The state commission that is supposed to come up with answers to the problems in public education in New York is in the midst of a statewide fact-finding tour. They are getting an earful about how to improve schools, including when they came through central New York Tuesday.
Expanding pre-kindergarten and spreading resources evenly among schools around the state are some of the major suggestions.
Chidlcare Solutions Executive Director Peggy Liuizzi says pre-K is a proven way to boost education results.
"When we have good quality childhood experiences, it lasts through being ready for kindergarten, being able to read in third grade, it's really the foundation children need to succeed," said Liuizzi. "And we really want to see that investment in New York state expanded. There's not enough services, not enough programs."
Parent Talahna Jones sees the proof first hand. Her son Kareem Tajay has Down syndrome and is flourishing in third grade in the Syracuse City School District -- success she pins on his experience in a pre-K program.
"We know without early intervention, without pre-school, he wouldn't be where he is today. He's just a different boy," said Jones.
Jones and others emphasized the need for pre-K if the state is going to turn around it's educational ranking.
Governor Andrew Cuomo appointed the New York State Education Reform Commission to try to turn around statistics that place New York 34th in test results, but first in education spending among states nationwide.
The commission, appointed by Cuomo, is supposed to come up with a series of proposals to do that by the end of the year.
So far commission Chairman Dick Parsons says hearings have pointed to a need for more pre-K programs, as well as a need to more equitably reallocate resources. He admits their final plan could be controversial.
"Somebody's ox has gotta get gored, and to those who's ox gets gored, they'll be controversial," Parsons said. "But what we gotta do, is what the slogan says, 'putting students first.'"
Will they be able to do that? Margaret Diehl of Parents for Public Schools of Syracuse says the commission may have good intentions, but that may not be enough.
"A lot of this, especially the funding, is with our elected officials, and that is such a hot potato. And that's where I see the problem," said Dahl.
School funding was effected this year by the state's new mandated property tax cap. It is one of many factors that have caused some to call for more equitable distribution of funding to schools across the state.

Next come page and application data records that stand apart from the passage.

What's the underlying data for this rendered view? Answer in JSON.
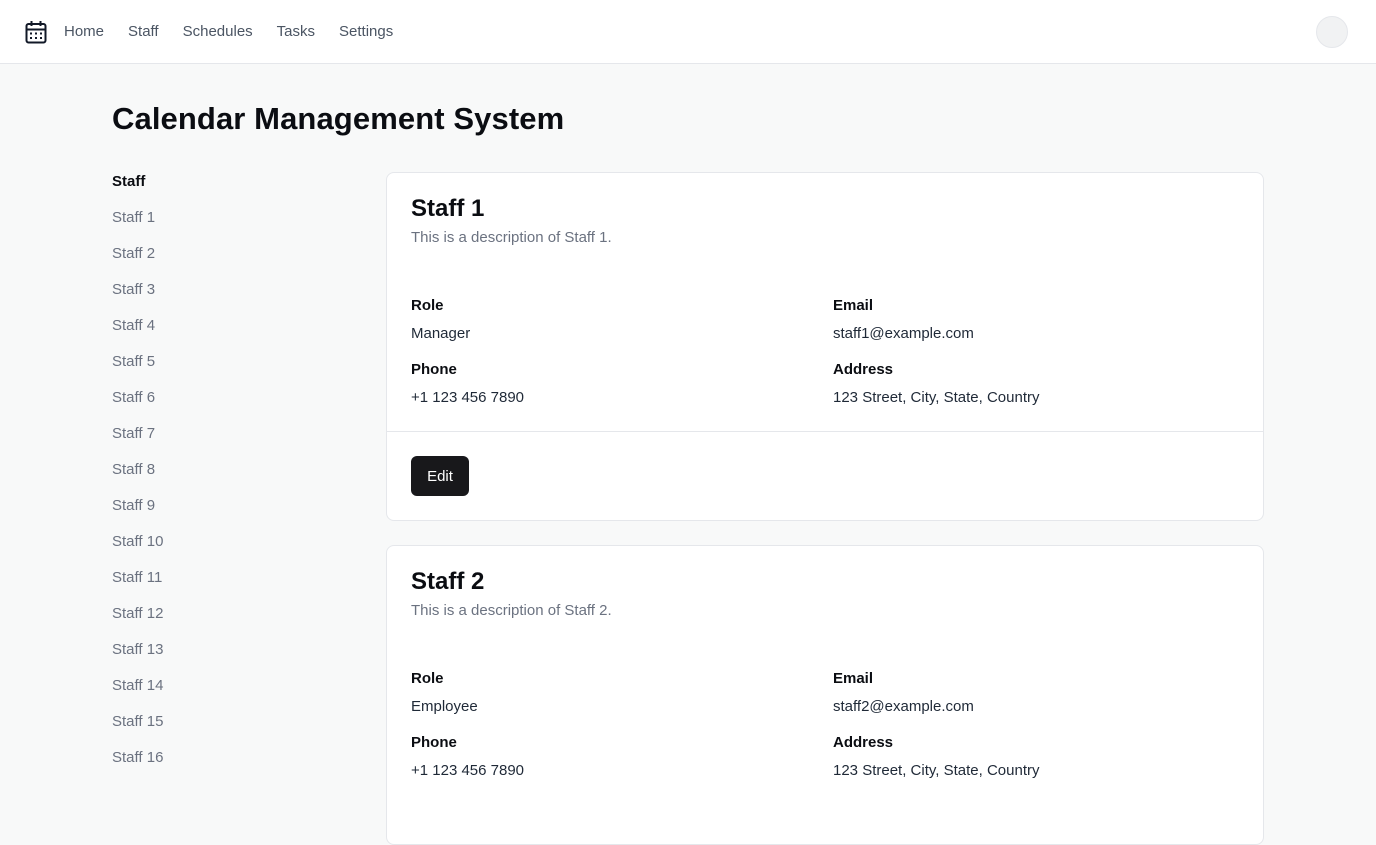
{
  "nav": {
    "logo_icon": "calendar-icon",
    "items": [
      {
        "label": "Home"
      },
      {
        "label": "Staff"
      },
      {
        "label": "Schedules"
      },
      {
        "label": "Tasks"
      },
      {
        "label": "Settings"
      }
    ]
  },
  "page": {
    "title": "Calendar Management System"
  },
  "sidebar": {
    "heading": "Staff",
    "items": [
      {
        "label": "Staff 1"
      },
      {
        "label": "Staff 2"
      },
      {
        "label": "Staff 3"
      },
      {
        "label": "Staff 4"
      },
      {
        "label": "Staff 5"
      },
      {
        "label": "Staff 6"
      },
      {
        "label": "Staff 7"
      },
      {
        "label": "Staff 8"
      },
      {
        "label": "Staff 9"
      },
      {
        "label": "Staff 10"
      },
      {
        "label": "Staff 11"
      },
      {
        "label": "Staff 12"
      },
      {
        "label": "Staff 13"
      },
      {
        "label": "Staff 14"
      },
      {
        "label": "Staff 15"
      },
      {
        "label": "Staff 16"
      }
    ]
  },
  "labels": {
    "role": "Role",
    "email": "Email",
    "phone": "Phone",
    "address": "Address",
    "edit": "Edit"
  },
  "staff_cards": [
    {
      "title": "Staff 1",
      "description": "This is a description of Staff 1.",
      "role": "Manager",
      "email": "staff1@example.com",
      "phone": "+1 123 456 7890",
      "address": "123 Street, City, State, Country"
    },
    {
      "title": "Staff 2",
      "description": "This is a description of Staff 2.",
      "role": "Employee",
      "email": "staff2@example.com",
      "phone": "+1 123 456 7890",
      "address": "123 Street, City, State, Country"
    }
  ],
  "colors": {
    "button_bg": "#18181b",
    "page_bg": "#f8f9f9",
    "muted_text": "#6b7280"
  }
}
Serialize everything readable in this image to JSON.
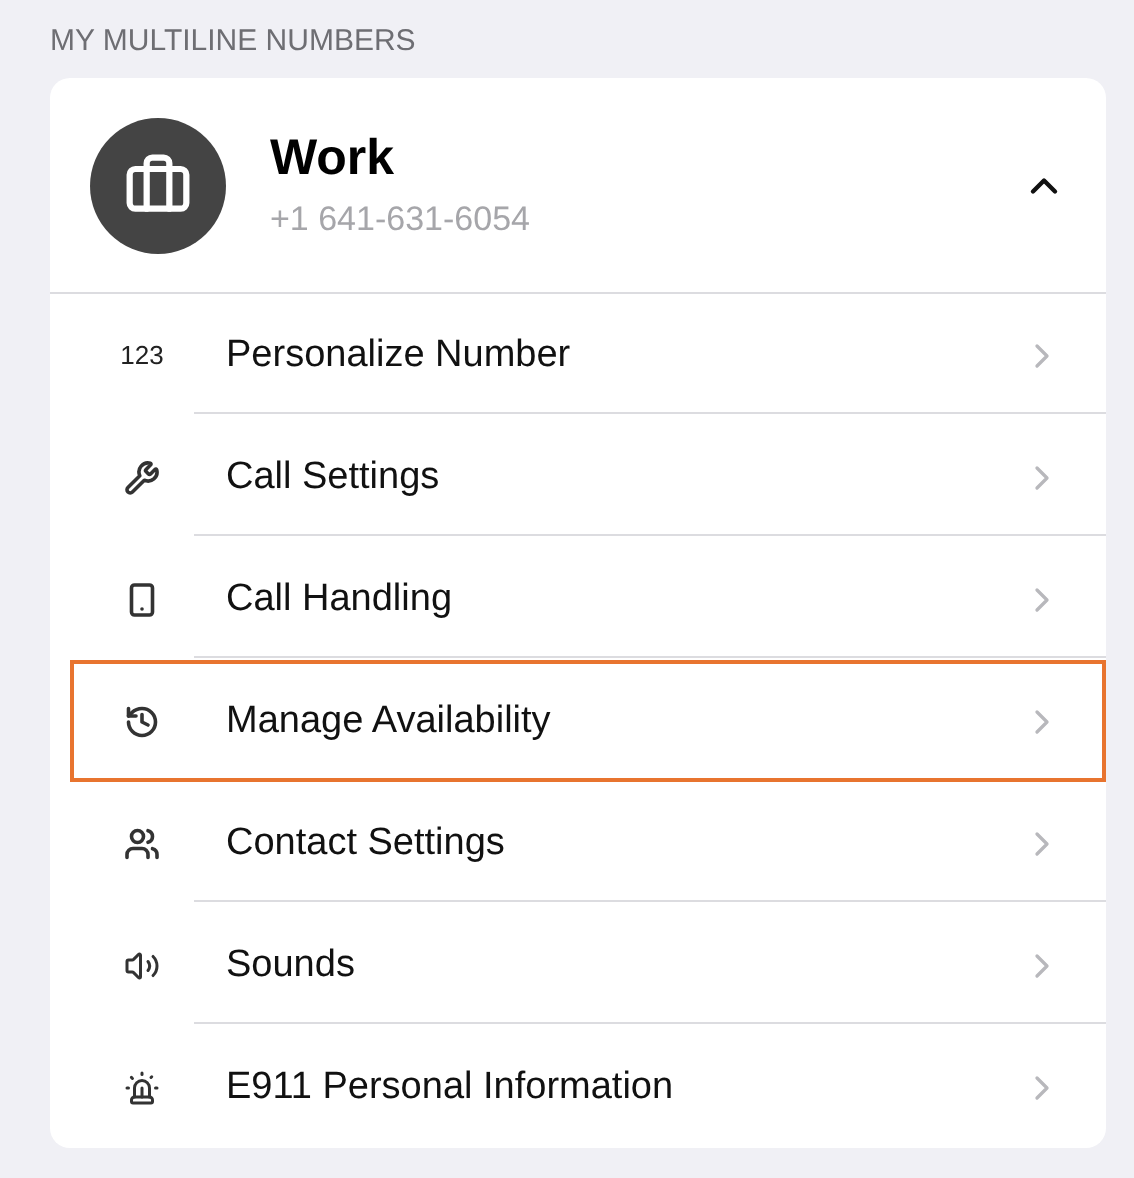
{
  "section_title": "MY MULTILINE NUMBERS",
  "line": {
    "name": "Work",
    "number": "+1 641-631-6054",
    "expanded": true
  },
  "items": [
    {
      "kind": "digits",
      "icon_text": "123",
      "label": "Personalize Number",
      "selected": false
    },
    {
      "kind": "call-settings",
      "label": "Call Settings",
      "selected": false
    },
    {
      "kind": "call-handling",
      "label": "Call Handling",
      "selected": false
    },
    {
      "kind": "availability",
      "label": "Manage Availability",
      "selected": true
    },
    {
      "kind": "contacts",
      "label": "Contact Settings",
      "selected": false
    },
    {
      "kind": "sounds",
      "label": "Sounds",
      "selected": false
    },
    {
      "kind": "alert",
      "label": "E911 Personal Information",
      "selected": false
    }
  ]
}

Among those testifying at the hearing, Kari Eger Brecht, a Spanish teacher in the Syracuse City School District, wonders if another mandate -- the state teacher evaluations -- tell the whole story.
"In the system we are presently in, with all the focus on evaluation and test scores and data, everything seems to boil down to numbers," said Brecht. "And when it comes to evaluating a good teacher, you need to look at more than a score on a sheet, you have to look at the whole teacher."
The preliminary recommendations from the commission are due by the end of the year.